IQALUIT, Nunavut -- A Nunavut judge is pointing out problems with how the territory handles traditional Inuit adoptions after a mother lost custody of her daughter without her consent.
In a ruling last week that reversed a custom adoption for the three-year-old girl, Justice Susan Cooper said an institution with roots in the traditional past now must deal with adoptions arranged through social media, non-Inuit parents and Inuit children moving outside Nunavut.
"The face of custom adoption is changing," wrote Cooper.
Custom adoption refers to the practice of a child being placed privately with non-biological parents, usually an extended family member. Often, it involves the child of young mother being raised by grandparents or an older aunt or uncle.
Government agencies are not involved.
A version of the practice exists in all three territories, as well as northern British Columbia and Quebec, but it is most common in Nunavut. Statistics in Cooper's judgment say between 2008 and 2015, almost 1,500 children were traditionally adopted -- 95 per cent of all adoptions in the territory.
The ruling involved a girl born prematurely on May 17, 2013.
After the birth, the mother, father and baby lived with the paternal grandparents. However, shortly after, the baby had to be medevaced to the south.
During that medevac, Cooper said some talk about the grandmother adopting the baby took place and the paternal grandparents assumed a traditional adoption had occurred. But when the mother and the baby returned to Nunavut, they moved in with her parents, not the father's.
Meanwhile, a custom adoption certificate had been issued giving custody to the paternal grandparents, who requested the baby be delivered to them.
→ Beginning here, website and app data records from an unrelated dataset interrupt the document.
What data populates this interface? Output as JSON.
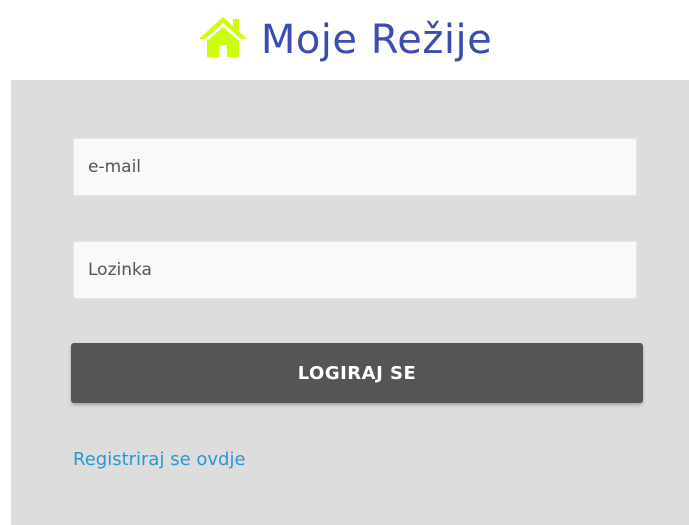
{
  "header": {
    "title": "Moje Režije",
    "logo_icon": "house-icon",
    "logo_color": "#ccff00",
    "title_color": "#3b4db0"
  },
  "login_form": {
    "email_placeholder": "e-mail",
    "password_placeholder": "Lozinka",
    "submit_label": "LOGIRAJ SE",
    "register_link": "Registriraj se ovdje",
    "panel_color": "#dddddd",
    "button_color": "#555555",
    "link_color": "#2699d4"
  }
}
The certificate was news to the mother, who took the matter to court.
All parties agreed the certificate should be quashed.
But Cooper said the case highlights ongoing problems.
"Over recent years the court has seen a variety of issues arise in relation to custom adoptions," she wrote.
She said rules around consent and eligibility aren't always clear. Previous cases have drawn testimony from elders outlining how the practice has changed.
"(Elders) noted that there were many more custom adoptions taking place now than in the past, that while in the past adoptions were usually for the benefit of the adoptive parents, they were now more often for the benefit of the biological parents who were unable or unwilling to care for the child," Cooper wrote.
"They also noted that grandparents are taking on the responsibilities of their grandchildren not always through mutual agreement, but often through necessity."
Cooper noted other problems "such as the use of social media to seek out prospective parents" have been reported on.
The territory's law reform commission has expressed concern about custom adoptions.
In 2003, it made 28 recommendations to the territorial government. Its concerns included cases where birth mothers had a change of heart, fathers were inadequately consulted, babies adopted by the elderly and a practice developed to help orphaned children or infertile couples being used to deal with unwanted pregnancies.
In 2011, the auditor general pointed out that none of those concerns had been dealt with.
A spokesman from the government of Nunavut was not available for comment.